A: There is no universal time period for when a beneficiary is guaranteed to receive trust funds. Different factors can affect the timeline, such as:
Generally, a straightforward trust that has not been contested will only take a few months to complete. More complex trusts with a ton of different assets can really extend that timeframe. It’s crucial for the trustee and beneficiary to prioritize open communication to ensure that everyone is aligned on the timeline.
A: A trustee has a fiduciary duty to act in the interests of all beneficiaries they represent. Within this responsibility, they must address all concerns raised by beneficiaries and keep them informed throughout the entire process of the trust’s administration. If a trustee intentionally ignores any inquiries or concerns from a beneficiary, that can be considered a breach of their fiduciary duty. This could result in trust litigation, which would significantly delay how quickly the beneficiaries receive the assets and funds they are looking for.

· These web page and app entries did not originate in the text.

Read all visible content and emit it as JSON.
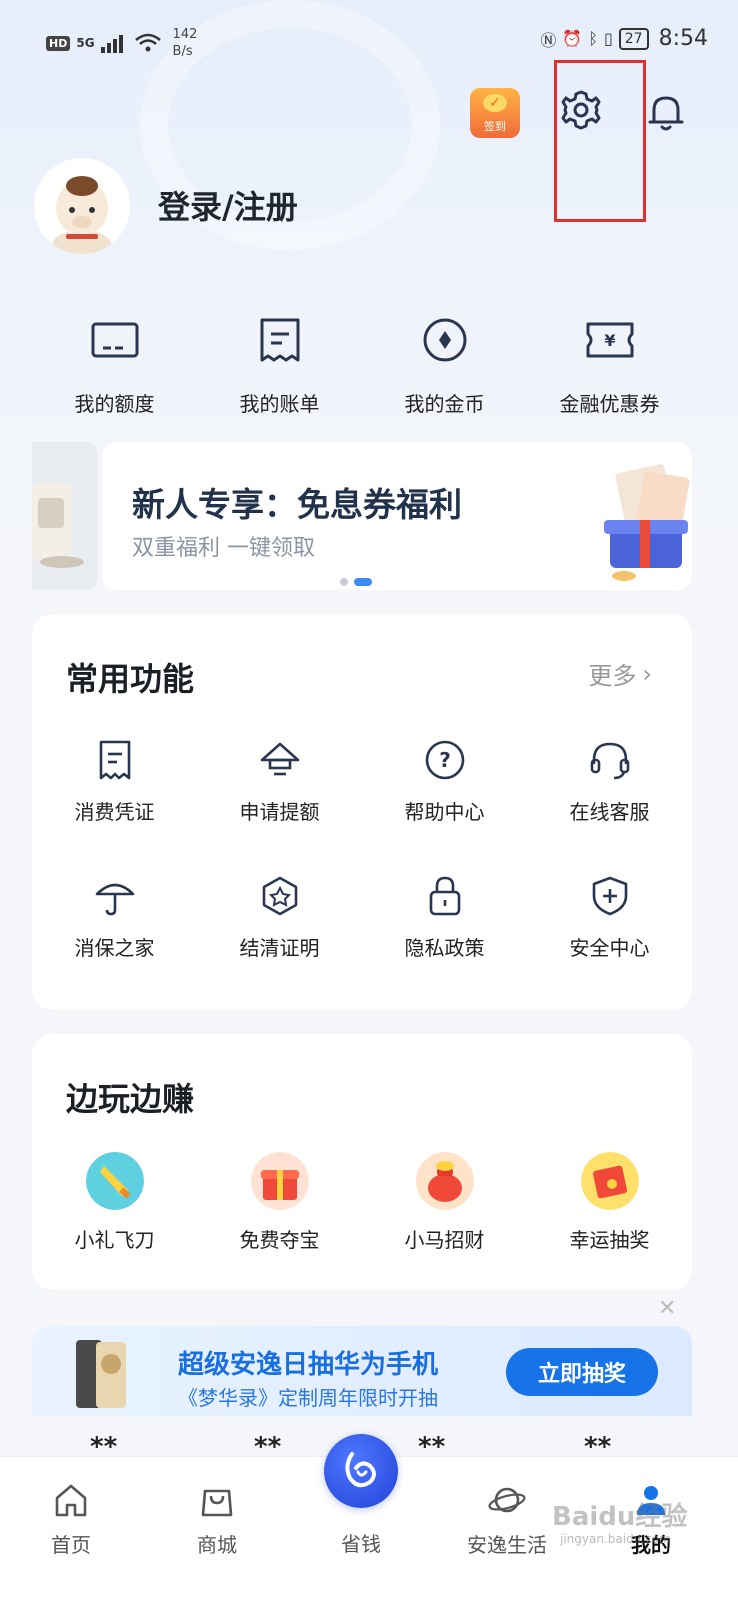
{
  "status_bar": {
    "hd": "HD",
    "network": "5G",
    "speed_value": "142",
    "speed_unit": "B/s",
    "battery": "27",
    "time": "8:54"
  },
  "header": {
    "sign_in_label": "签到",
    "login_text": "登录/注册"
  },
  "quick_items": [
    {
      "label": "我的额度",
      "icon": "card-icon"
    },
    {
      "label": "我的账单",
      "icon": "bill-icon"
    },
    {
      "label": "我的金币",
      "icon": "coin-icon"
    },
    {
      "label": "金融优惠券",
      "icon": "coupon-icon"
    }
  ],
  "banner": {
    "title": "新人专享：免息券福利",
    "subtitle": "双重福利 一键领取"
  },
  "common_functions": {
    "title": "常用功能",
    "more": "更多",
    "items": [
      {
        "label": "消费凭证",
        "icon": "receipt-icon"
      },
      {
        "label": "申请提额",
        "icon": "raise-limit-icon"
      },
      {
        "label": "帮助中心",
        "icon": "help-icon"
      },
      {
        "label": "在线客服",
        "icon": "headset-icon"
      },
      {
        "label": "消保之家",
        "icon": "umbrella-icon"
      },
      {
        "label": "结清证明",
        "icon": "certificate-icon"
      },
      {
        "label": "隐私政策",
        "icon": "lock-icon"
      },
      {
        "label": "安全中心",
        "icon": "shield-icon"
      }
    ]
  },
  "play_earn": {
    "title": "边玩边赚",
    "items": [
      {
        "label": "小礼飞刀",
        "icon": "flying-knife-icon"
      },
      {
        "label": "免费夺宝",
        "icon": "gift-box-icon"
      },
      {
        "label": "小马招财",
        "icon": "money-bag-icon"
      },
      {
        "label": "幸运抽奖",
        "icon": "red-envelope-icon"
      }
    ]
  },
  "promo": {
    "title": "超级安逸日抽华为手机",
    "subtitle": "《梦华录》定制周年限时开抽",
    "button": "立即抽奖",
    "masked": [
      "**",
      "**",
      "**",
      "**"
    ]
  },
  "tabs": [
    {
      "label": "首页",
      "icon": "home-icon"
    },
    {
      "label": "商城",
      "icon": "shopping-bag-icon"
    },
    {
      "label": "省钱",
      "icon": "save-money-icon"
    },
    {
      "label": "安逸生活",
      "icon": "planet-icon"
    },
    {
      "label": "我的",
      "icon": "user-icon"
    }
  ],
  "watermark": {
    "main": "Baidu经验",
    "sub": "jingyan.baidu.com"
  },
  "colors": {
    "accent_blue": "#1673e8",
    "highlight_red": "#e0302e",
    "icon_navy": "#2a3550"
  }
}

A: After the death of the settler who created the trust, the assets identified within the trust are now open to be distributed to the beneficiaries in accordance with its terms and conditions. The trustee is first responsible for ensuring that any outstanding debts or taxes owed are taken care of. They also need to check in with all the beneficiaries and ensure that everyone is comfortable with the proceedings and see if they have any concerns. The assets within the trust can be distributed either all at once or staggered over time, depending on the instructions within the trust. Beneficiaries have the right to be informed immediately of any delays or complications that may arise throughout the process that would prevent them from receiving the assets or funds they are expecting.
If you are facing trust administration disputes and are looking for legal counsel to assist, contact us at Ross Law Group, APC, today. We are very familiar with the trust administration process and have the skills required to authenticate a trust’s validity and ensure that it is distributed as intended.